Work order: Search the data for the word "kind" and copy every line that contains it.

Data about app and page elements:
-- -- --

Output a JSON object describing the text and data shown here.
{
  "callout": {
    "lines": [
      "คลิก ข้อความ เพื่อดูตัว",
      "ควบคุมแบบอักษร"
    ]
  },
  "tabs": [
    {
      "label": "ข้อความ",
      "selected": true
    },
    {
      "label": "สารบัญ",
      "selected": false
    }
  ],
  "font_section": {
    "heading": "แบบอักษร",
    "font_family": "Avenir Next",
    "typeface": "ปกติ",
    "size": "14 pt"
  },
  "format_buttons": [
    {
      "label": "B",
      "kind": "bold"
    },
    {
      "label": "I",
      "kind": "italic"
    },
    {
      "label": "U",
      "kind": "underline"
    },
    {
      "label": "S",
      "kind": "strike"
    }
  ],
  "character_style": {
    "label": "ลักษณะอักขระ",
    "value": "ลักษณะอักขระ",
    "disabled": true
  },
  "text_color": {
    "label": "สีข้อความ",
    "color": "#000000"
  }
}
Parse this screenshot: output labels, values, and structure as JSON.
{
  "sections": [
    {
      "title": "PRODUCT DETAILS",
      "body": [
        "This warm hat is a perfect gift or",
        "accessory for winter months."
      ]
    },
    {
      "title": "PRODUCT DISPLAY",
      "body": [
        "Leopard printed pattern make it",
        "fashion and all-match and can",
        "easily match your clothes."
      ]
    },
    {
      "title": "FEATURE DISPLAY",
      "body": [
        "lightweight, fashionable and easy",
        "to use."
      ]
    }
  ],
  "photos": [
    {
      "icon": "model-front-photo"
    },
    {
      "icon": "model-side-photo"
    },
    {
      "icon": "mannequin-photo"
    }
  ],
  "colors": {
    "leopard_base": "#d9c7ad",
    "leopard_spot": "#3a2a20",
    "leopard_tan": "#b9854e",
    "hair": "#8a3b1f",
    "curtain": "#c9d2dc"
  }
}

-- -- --

Written answer:
      "kind": "bold"
      "kind": "italic"
      "kind": "underline"
      "kind": "strike"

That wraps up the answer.